A dog may be classified as a dangerous dog if they have ever attacked or caused any harm or injury to another person or animal without warrant. In addition, a dog may even be labeled dangerous if there is behavior exhibited that suggests the risk or probability of a future attack is high. Each state in the U.S. utilizes different classifications to determine whether a dog is deemed to be dangerous, as well as having different sets of regulations in these cases that must be followed by dog owners. Once a dog has been deemed dangerous, owners are often required to meet certain criteria to include muzzling, spay or neutering, and may also require evaluation by a certified behavioral expert. Owners may also be required to maintain supervision of the dog by someone eighteen years of age or older when the dog is in public. In some instances humane confinement may also be deemed necessary. Humane confinement requires providing shelter for a dog that consists of an incased concrete slab with a six-foot fence and roof that prevents the dog from ever having a chance to escape. These regulations often make it very difficult for the owner, which may lead to the surrendering of the dog.

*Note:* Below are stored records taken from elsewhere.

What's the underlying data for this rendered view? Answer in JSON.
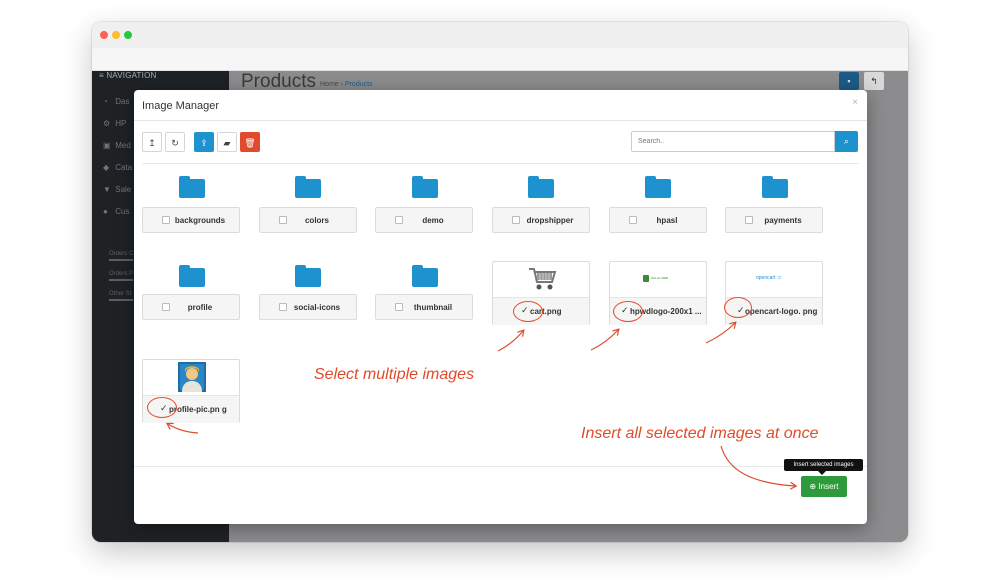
{
  "background_app": {
    "nav_title": "NAVIGATION",
    "nav_items": [
      {
        "icon": "dashboard-icon",
        "label": "Das"
      },
      {
        "icon": "cogs-icon",
        "label": "HP"
      },
      {
        "icon": "image-icon",
        "label": "Med"
      },
      {
        "icon": "tag-icon",
        "label": "Cata"
      },
      {
        "icon": "cart-icon",
        "label": "Sale"
      },
      {
        "icon": "user-icon",
        "label": "Cus"
      }
    ],
    "nav_subs": [
      "Orders C",
      "Orders P",
      "Other St"
    ],
    "page_title": "Products",
    "breadcrumb": {
      "home": "Home",
      "current": "Products"
    }
  },
  "modal": {
    "title": "Image Manager",
    "close": "×",
    "toolbar": {
      "parent": "↥",
      "refresh": "↻",
      "upload": "⇪",
      "folder": "▰",
      "delete": "🗑"
    },
    "search": {
      "placeholder": "Search.."
    },
    "folders": [
      "backgrounds",
      "colors",
      "demo",
      "dropshipper",
      "hpasl",
      "payments",
      "profile",
      "social-icons",
      "thumbnail"
    ],
    "images": [
      {
        "name": "cart.png",
        "checked": true,
        "thumb": "cart-thumbnail"
      },
      {
        "name": "hpwdlogo-200x1 ...",
        "checked": true,
        "thumb": "hpwd-logo-thumbnail"
      },
      {
        "name": "opencart-logo. png",
        "checked": true,
        "thumb": "opencart-logo-thumbnail"
      },
      {
        "name": "profile-pic.pn g",
        "checked": true,
        "thumb": "profile-pic-thumbnail"
      }
    ],
    "thumb_texts": {
      "hpwd": "HALAL WEB",
      "opencart": "opencart"
    },
    "tooltip": "Insert selected images",
    "insert_label": "Insert",
    "insert_icon": "⊕"
  },
  "annotations": {
    "select_multiple": "Select multiple images",
    "insert_all": "Insert all selected images at once"
  },
  "colors": {
    "accent_blue": "#1e91cf",
    "delete_red": "#e04b2b",
    "insert_green": "#2f9a3b",
    "annotation_red": "#e04b2b"
  }
}
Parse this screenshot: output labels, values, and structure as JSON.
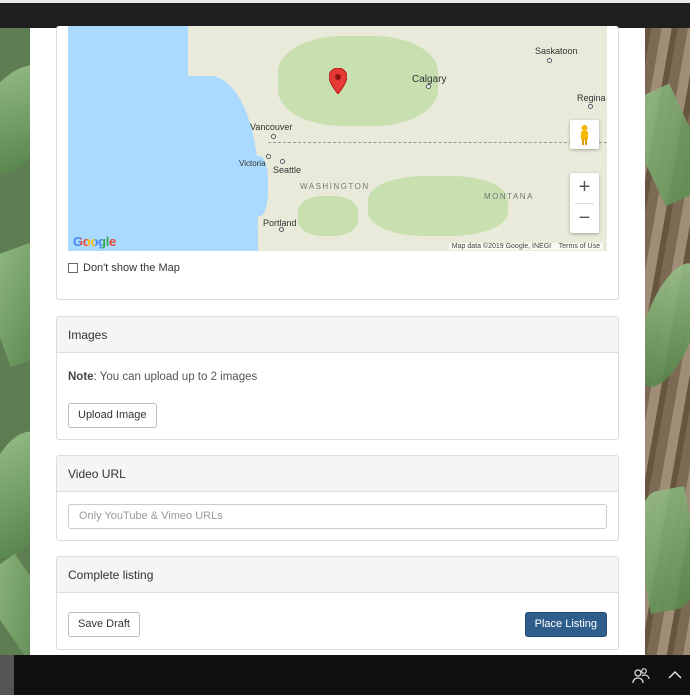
{
  "map": {
    "cities": {
      "saskatoon": "Saskatoon",
      "calgary": "Calgary",
      "regina": "Regina",
      "vancouver": "Vancouver",
      "victoria": "Victoria",
      "seattle": "Seattle",
      "portland": "Portland"
    },
    "states": {
      "washington": "WASHINGTON",
      "montana": "MONTANA"
    },
    "zoom_in": "+",
    "zoom_out": "−",
    "google": "Google",
    "attribution": "Map data ©2019 Google, INEGI",
    "terms": "Terms of Use"
  },
  "dont_show_map_label": "Don't show the Map",
  "images_panel": {
    "title": "Images",
    "note_bold": "Note",
    "note_text": ": You can upload up to 2 images",
    "upload_label": "Upload Image"
  },
  "video_panel": {
    "title": "Video URL",
    "placeholder": "Only YouTube & Vimeo URLs"
  },
  "complete_panel": {
    "title": "Complete listing",
    "save_label": "Save Draft",
    "place_label": "Place Listing"
  },
  "colors": {
    "primary_button": "#2f5d8c",
    "water": "#aadaff",
    "pin": "#e53935"
  }
}
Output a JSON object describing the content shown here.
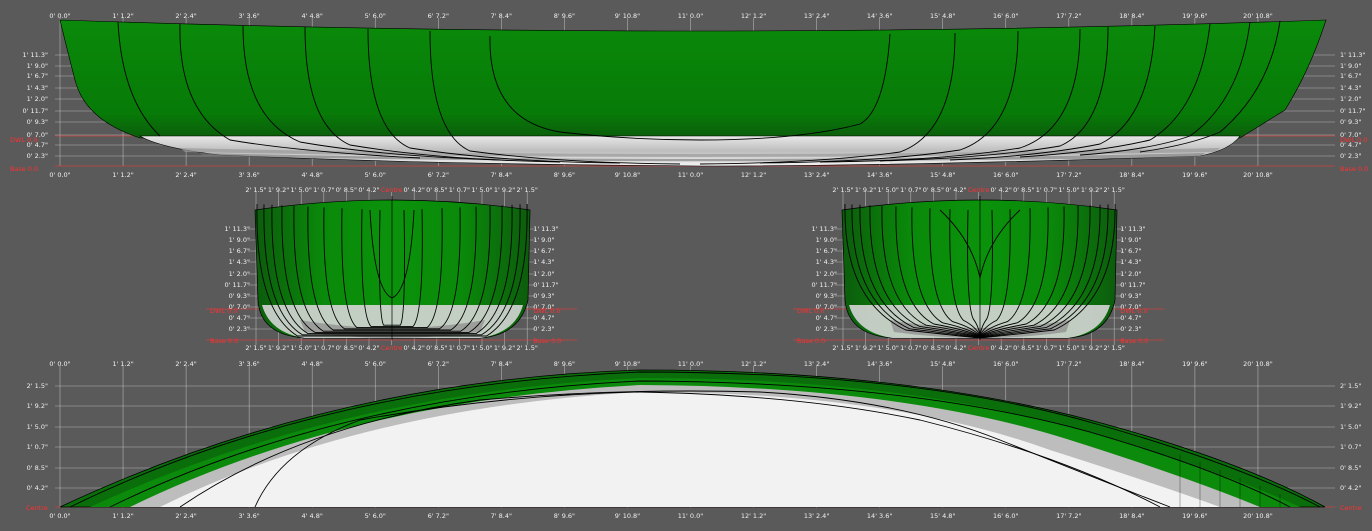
{
  "colors": {
    "background": "#5a5a5a",
    "hull_green": "#0a8a0a",
    "hull_dark": "#0c5c0c",
    "hull_white": "#f2f2f2",
    "grid": "#d8d8d8",
    "tick_text": "#f2f2f2",
    "reference_text": "#ff3030",
    "section_line": "#000000"
  },
  "profile": {
    "x_ticks": [
      "0' 0.0\"",
      "1' 1.2\"",
      "2' 2.4\"",
      "3' 3.6\"",
      "4' 4.8\"",
      "5' 6.0\"",
      "6' 7.2\"",
      "7' 8.4\"",
      "8' 9.6\"",
      "9' 10.8\"",
      "11' 0.0\"",
      "12' 1.2\"",
      "13' 2.4\"",
      "14' 3.6\"",
      "15' 4.8\"",
      "16' 6.0\"",
      "17' 7.2\"",
      "18' 8.4\"",
      "19' 9.6\"",
      "20' 10.8\""
    ],
    "y_ticks": [
      "1' 11.3\"",
      "1' 9.0\"",
      "1' 6.7\"",
      "1' 4.3\"",
      "1' 2.0\"",
      "0' 11.7\"",
      "0' 9.3\"",
      "0' 7.0\"",
      "0' 4.7\"",
      "0' 2.3\""
    ],
    "dwl_label": "DWL 0.0",
    "base_label": "Base 0.0",
    "dwl_label_right": "DWL 0.0",
    "base_label_right": "Base 0.0"
  },
  "body_plans": {
    "h_ticks": [
      "2' 1.5\"",
      "1' 9.2\"",
      "1' 5.0\"",
      "1' 0.7\"",
      "0' 8.5\"",
      "0' 4.2\"",
      "Centre",
      "0' 4.2\"",
      "0' 8.5\"",
      "1' 0.7\"",
      "1' 5.0\"",
      "1' 9.2\"",
      "2' 1.5\""
    ],
    "y_ticks": [
      "1' 11.3\"",
      "1' 9.0\"",
      "1' 6.7\"",
      "1' 4.3\"",
      "1' 2.0\"",
      "0' 11.7\"",
      "0' 9.3\"",
      "0' 7.0\"",
      "0' 4.7\"",
      "0' 2.3\""
    ],
    "dwl_label": "DWL 0.0",
    "base_label": "Base 0.0"
  },
  "plan": {
    "x_ticks": [
      "0' 0.0\"",
      "1' 1.2\"",
      "2' 2.4\"",
      "3' 3.6\"",
      "4' 4.8\"",
      "5' 6.0\"",
      "6' 7.2\"",
      "7' 8.4\"",
      "8' 9.6\"",
      "9' 10.8\"",
      "11' 0.0\"",
      "12' 1.2\"",
      "13' 2.4\"",
      "14' 3.6\"",
      "15' 4.8\"",
      "16' 6.0\"",
      "17' 7.2\"",
      "18' 8.4\"",
      "19' 9.6\"",
      "20' 10.8\""
    ],
    "y_ticks": [
      "2' 1.5\"",
      "1' 9.2\"",
      "1' 5.0\"",
      "1' 0.7\"",
      "0' 8.5\"",
      "0' 4.2\""
    ],
    "centre_label": "Centre",
    "centre_label_right": "Centre"
  }
}
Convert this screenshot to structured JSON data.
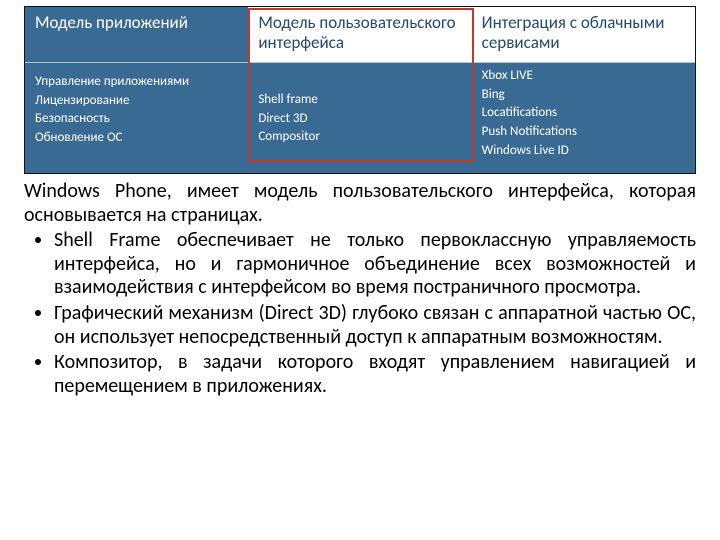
{
  "table": {
    "headers": {
      "col1": "Модель приложений",
      "col2": "Модель пользовательского интерфейса",
      "col3": "Интеграция с облачными сервисами"
    },
    "body": {
      "col1": [
        "Управление приложениями",
        "Лицензирование",
        "Безопасность",
        "Обновление ОС"
      ],
      "col2": [
        "Shell frame",
        "Direct 3D",
        "Compositor"
      ],
      "col3": [
        "Xbox LIVE",
        "Bing",
        "Locatifications",
        "Push Notifications",
        "Windows Live ID"
      ]
    }
  },
  "paragraph": "Windows Phone, имеет модель пользовательского интерфейса, которая основывается на страницах.",
  "bullets": [
    "Shell Frame обеспечивает не только первоклассную управляемость интерфейса, но и гармоничное объединение всех возможностей и взаимодействия с интерфейсом во время постраничного просмотра.",
    "Графический механизм (Direct 3D) глубоко связан с аппаратной частью ОС, он использует непосредственный доступ к аппаратным возможностям.",
    "Композитор, в задачи которого входят управлением навигацией и  перемещением в приложениях."
  ]
}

It is incredibly important to note that each dog needs to be individually evaluated on a case-by-case basis. Each and every case is different, as well as the circumstances behind what may have caused the dogs aggressive behavior. It is not one particular type or breed of dog that should be viewed as dangerous. Ask any employee who works out in the field and they will testify they are attacked or experience aggressive behavior by a wide variety of dog breeds. When dog attacks become prominent stories in the news, breed specific laws are often brought up to help build a case that such laws can help lower the instance and severity of dog attacks. However, one of the issues with breed specific laws is that they often only target three or four breeds, thus giving the public an impression that other breeds are “safe.” Addressing one breed does not eliminate the problem, as it gives the public a false sense of security. This is why it is critical to evaluate each case and circumstance separately. By doing so, the process ensures the individual dog’s history and behavior are considered, rather than simply judging the breed of the dog.
Written By: Ashley Klawitter & Mitzi Robinson